Shoulders and ankles are the snowboarder's blessing and curse. They rotate every which way to help you maneuver; they strain every which way, too. "When snowboarders fall, they use their shoulders like brakes — translating into dislocations," says Heath Van Aken, conditioning coach for the U.S. Snowboarding Team. Since we have precious little control over crashing, Van Aken recommends strengthening the more than a dozen muscles of the shoulder with arm raises. The ankles present a different problem: little muscle, lots of vulnerable ligaments and tendons. The solution? Strengthening the anchors of that connective tissue — the lower leg muscles — with a rubber strap. "Work those ankles in every direction," he says.
Frontal and lateral arm raise (strengthens shoulders). Standing relaxed with a light dumbbell in each hand, lift your right arm straight ahead of you over a three count until it's parallel to the floor, palm down. Return it to your side over a five count. Do three sets of 15 with each arm. Perform equal sets of lateral arm raises, in which you lift the dumbbells straight-armed to each side.
Ankle flex (lower legs). Sit in a chair, loop one end of a four-foot length of surgical tubing around your right forefoot, and anchor the other to a fixed object at your side — a table leg will do. With the band taut, simply work your right ankle by moving the forefoot away from the anchor point like a wiper blade. Do 20 reps. In subsequent sets, reposition the chair so you can flex your ankle from each side, up and down (sit and hold your leg straight out for this one), and on the diagonal. Then switch ankles.
V-up (entire torso). Lie flat on your back, with your legs straight and arms extended overhead. With equal effort from the lower and upper torso, smoothly lift both halves of your body until your palms and feet touch — or at least come close. You've arrived when you can balance like a jackknife. Do two sets of 20.

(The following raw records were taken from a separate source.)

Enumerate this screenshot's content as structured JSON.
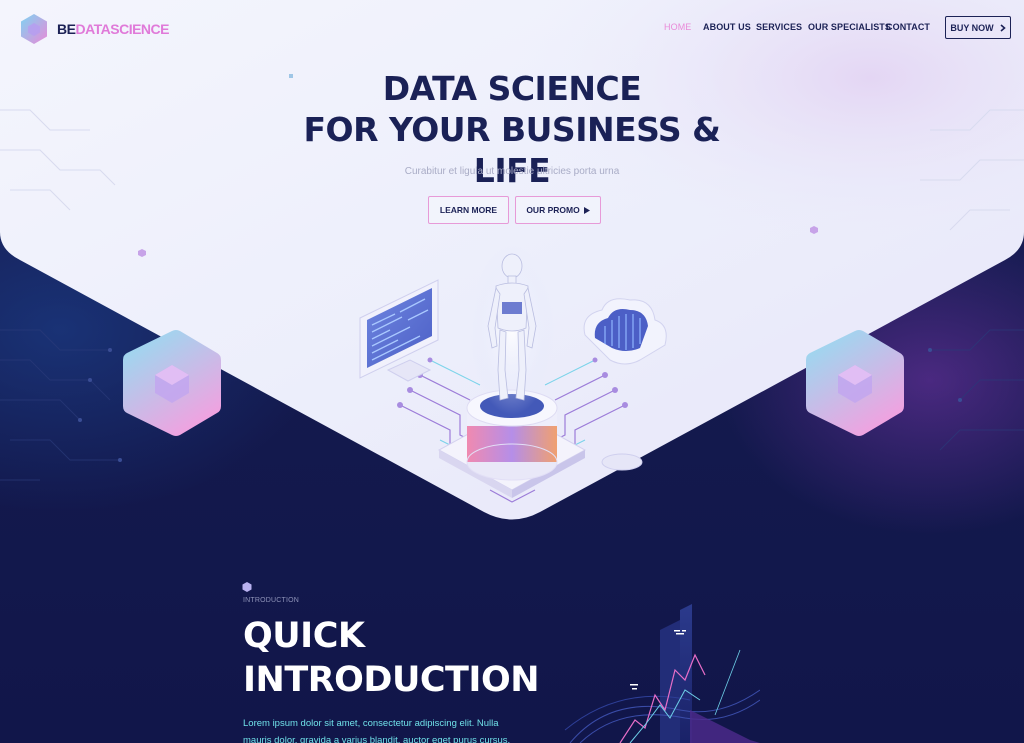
{
  "brand": {
    "logo_prefix": "BE",
    "logo_suffix": "DATASCIENCE",
    "primary_color": "#1c2256",
    "accent_color": "#e98ad8",
    "dark_bg_color": "#121846",
    "highlight_text_color": "#6fe0e8"
  },
  "nav": {
    "items": [
      {
        "label": "HOME",
        "active": true
      },
      {
        "label": "ABOUT US",
        "active": false
      },
      {
        "label": "SERVICES",
        "active": false
      },
      {
        "label": "OUR SPECIALISTS",
        "active": false
      },
      {
        "label": "CONTACT",
        "active": false
      }
    ],
    "cta": {
      "label": "BUY NOW",
      "icon": "chevron-right-icon"
    }
  },
  "hero": {
    "title_line1": "DATA SCIENCE",
    "title_line2": "FOR YOUR BUSINESS & LIFE",
    "subtitle": "Curabitur et ligula ut molestie ultricies porta urna",
    "buttons": [
      {
        "label": "LEARN MORE"
      },
      {
        "label": "OUR PROMO",
        "icon": "play-icon"
      }
    ]
  },
  "intro": {
    "eyebrow": "INTRODUCTION",
    "title_line1": "QUICK",
    "title_line2": "INTRODUCTION",
    "text": "Lorem ipsum dolor sit amet, consectetur adipiscing elit. Nulla mauris dolor, gravida a varius blandit, auctor eget purus cursus."
  }
}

"Whenever I start doing lunges again, I think about my competition and say to myself, 'I'm going to kick some butt,'" says two-time U.S. national telemark champ Jennifer Ledger. Her preparation for such promising feats is the same each fall because a certain exercise — the lunge — all but replicates the telly turn. Consequently, Ledger performs some 80 lunges per session. They'll not only work your major leg muscles, but also improve balance and strengthen the hip flexors, which help you switch feet in each turn. For those who also ski up the slopes, biceps curls will give you a stronger pole-push. Crunches, too, will improve your ascending.
Curl (strengthens biceps). Sitting bolt upright in a chair, hold a dumbbell at each side. Without compromising your posture, and without swinging the weights, slowly curl one barbell toward your shoulder; alternate sides. Do three sets of ten.
Walking lunge (legs, butt, and hips). Hold five-pound dumbbells with your arms dangling at each side and, walking from one end of a large room, dip into a lunge on each stride. Keep your torso upright, bring your hips up and forward, and tense the hamstring on your trailing leg for a sturdy stance. Ultimately, your leading leg should bend 90 degrees at the knee, ideally with the knee directly above your toes. Do three sets of twenty paces each.
Crunch (torso and hips). Lying on your back with your feet flat on the floor and shoulder-width apart, fold your arms across your chest. Leading with the stomach muscles — not the neck or thighs — slowly bring your nose and knees toward each other. Repeat without resting your feet on the ground — it's OK to touch your shoulder blades. Do three sets of 15.
Andrew Tilin is a former senior editor of Outside.